However, getting this right wasn't simply a matter of changing fonts! In order to display the vowels in a "raised" manner for Yiddish text in a standards-compliant manner, the following should be done:
- When you want to display the characters in the Hebrew (lowered) manner, you need to specify 'lang="he"' for the text that is being displayed. When you want to display the characters in the Yiddish (raised) manner, you need to specify 'lang="yi"' for the text that is being displayed.
- The font that you are using needs to support different glyphs for Hebrew and Yiddish, differentiated by language.
- The browser that you're using needs to be able to display the correct glyphs from the font based on the lang attribute that is specified.
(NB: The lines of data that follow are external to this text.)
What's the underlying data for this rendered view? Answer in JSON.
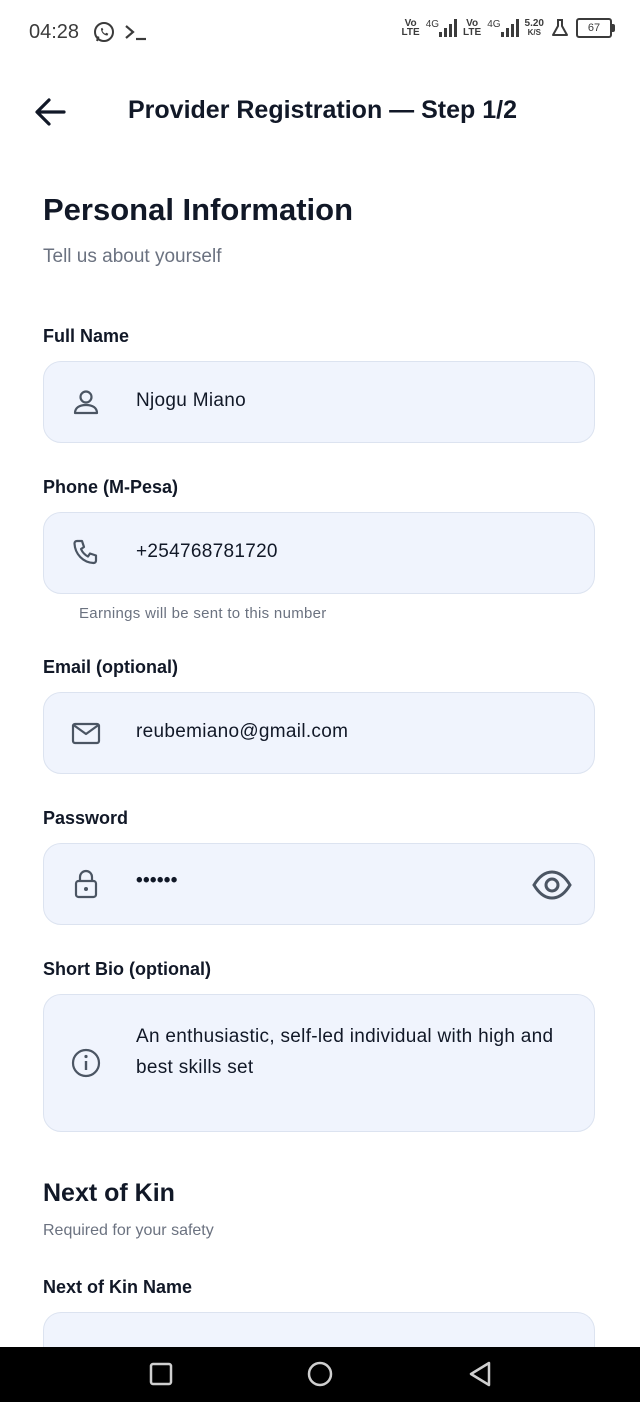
{
  "status_bar": {
    "time": "04:28",
    "net1_top": "Vo",
    "net1_bottom": "LTE",
    "net1_gen": "4G",
    "net2_top": "Vo",
    "net2_bottom": "LTE",
    "net2_gen": "4G",
    "speed": "5.20",
    "speed_unit": "K/S",
    "battery": "67"
  },
  "header": {
    "title": "Provider Registration — Step 1/2"
  },
  "personal": {
    "title": "Personal Information",
    "subtitle": "Tell us about yourself"
  },
  "fields": {
    "full_name": {
      "label": "Full Name",
      "value": "Njogu Miano",
      "icon": "person-icon"
    },
    "phone": {
      "label": "Phone (M-Pesa)",
      "value": "+254768781720",
      "icon": "phone-icon",
      "helper": "Earnings will be sent to this number"
    },
    "email": {
      "label": "Email (optional)",
      "value": "reubemiano@gmail.com",
      "icon": "mail-icon"
    },
    "password": {
      "label": "Password",
      "value": "••••••",
      "icon": "lock-icon"
    },
    "bio": {
      "label": "Short Bio (optional)",
      "value": "An enthusiastic, self-led individual with high and best skills set",
      "icon": "info-icon"
    }
  },
  "kin": {
    "title": "Next of Kin",
    "subtitle": "Required for your safety",
    "name_label": "Next of Kin Name"
  }
}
So, #1 was just a simple matter of programming; however, #2 and #3 were a bigger issue. The problem is that very few fonts support different glyphs for the "pasekh tsvey yudn" and "khirik yud" character combinations. Also, until recently, no browser correctly displayed the different glyphs even if they were supported in the font.
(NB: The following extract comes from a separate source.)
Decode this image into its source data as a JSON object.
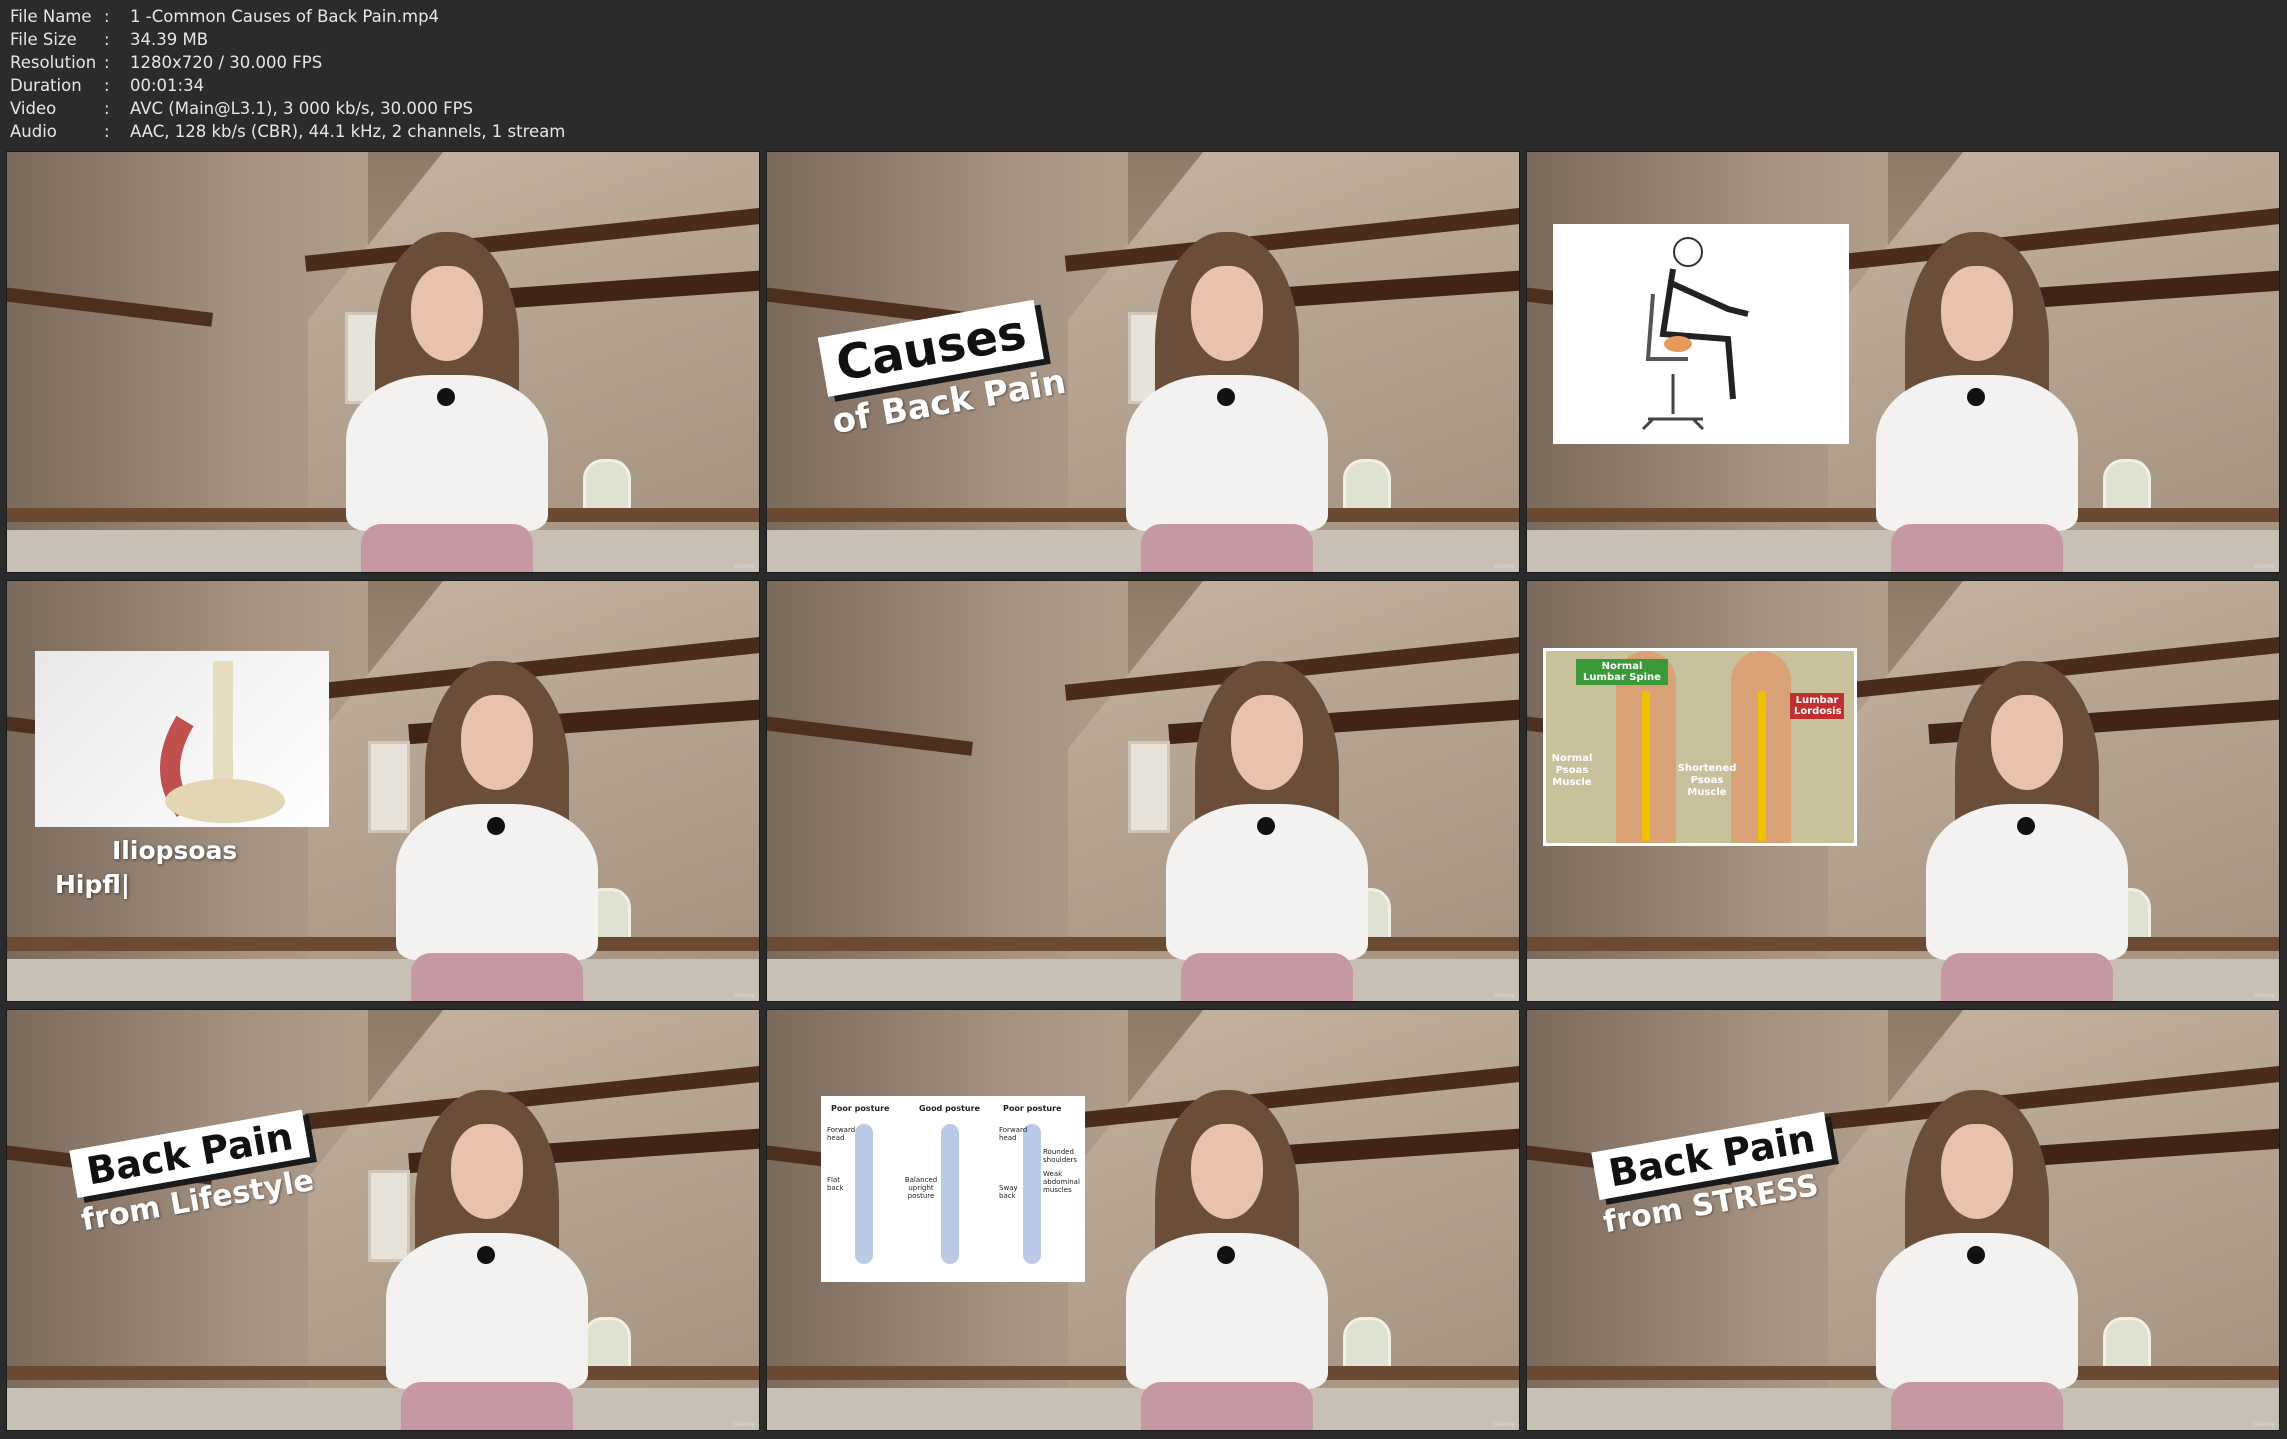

Refoyl and I experimented with a number of different fonts. The GNU FreeFont fonts were one of the few fonts that actually had different glyphs to support display of both raised and lowered pasekh/khirik vowels. I chose the FreeSans font that is part of that package. However, although the FreeSans font did raise the pasekh in the "pasekh tsvey yudn" character combination, it didn't raise the khirik in the "khirik yud" character combination. I did some hacking on the font and came up with a fix that always raised the vowels for the "pasekh tsvey yudn" and "khirik yud" character combinations. This worked ok for me because I was only going to display Yiddish text with the font. However, it wasn't suitable as a general-purpose fix because the font (with my fix) would display the "pasekh tsvey yudn" and "khirik yud" character combinations with raised vowels all the time (regardless of whether the language was Yiddish or Hebrew). I therefore submitted my problem along with my hack as a bug report on the FreeFont bug list (see here for the details). After some exchanges with Steve White (the primary FreeFont developer), Steve came up with a fix. So, I now had solutions for #1 & #2. The browser issues still had to be resolved though as no current browser would correctly differentiate between Hebrew and Yiddish based on the 'lang' attribute.
Steve had previously submitted a bug report for Firefox for this issue (his bug report related to the use of different glyphs for Cyrillic text with Serbian/Macedonian instead of the usual Russian ones; however, the issue was the same as the Hebrew/Yiddish issue). So, he added my comments to his bug report (see the comments at the end of the Firefox bug report here) and I'm please to be able to report that this issue is now fixed in Firefox 10.0! However, in order to use Steve's latest font mods in my Yiddish Bible app, I needed the fix to be done in Mobile Safari as well since I was using a UIWebView control in my app to display the Yiddish text. Since Safari is Webkit-based, Steve suggested that I submit a bug report to Webkit and he would back up my bug report. Therefore, I submitted the bug report and Steve submitted his related Cyrillic example and we are hoping that the Webkit fix will be forthcoming soon (the Webkit bug report is here).
So, although I now had a fix for the font and a fix for Firefox, I still didn't have a fix for Webkit (which I would need if I wanted to use Steve's latest font in my app). So, in the end, I decided to use my original hack of his font in my app as it would allow me to display Yiddish character combinations correctly and I wasn't going to use the font for Hebrew. I've made the necessary changes and Version 2.0 of the app (which contains a number of other enhancements that I'm quite excited about) has been submitted to Apple for approval. When it gets into the App Store, I'll post about the new features.
Since I've modified the font, I've posted my mods along with the original source code here: GNU FreeFont mods. You can see my mods by diff'ing the "FreeSans.sfd" file with the original "FreeSans.sfd~" file. The mods are also documented in my FreeFont bug report. So, if you're looking for a nice font for Yiddish and you need it now, feel free to grab my modified FreeSans font. If you can wait until Steve's next release of the FreeFont fonts comes out and browser support catches up as well, then that's going to be better long-term as I eventually hope to switch over to the standard font once Webkit is patched.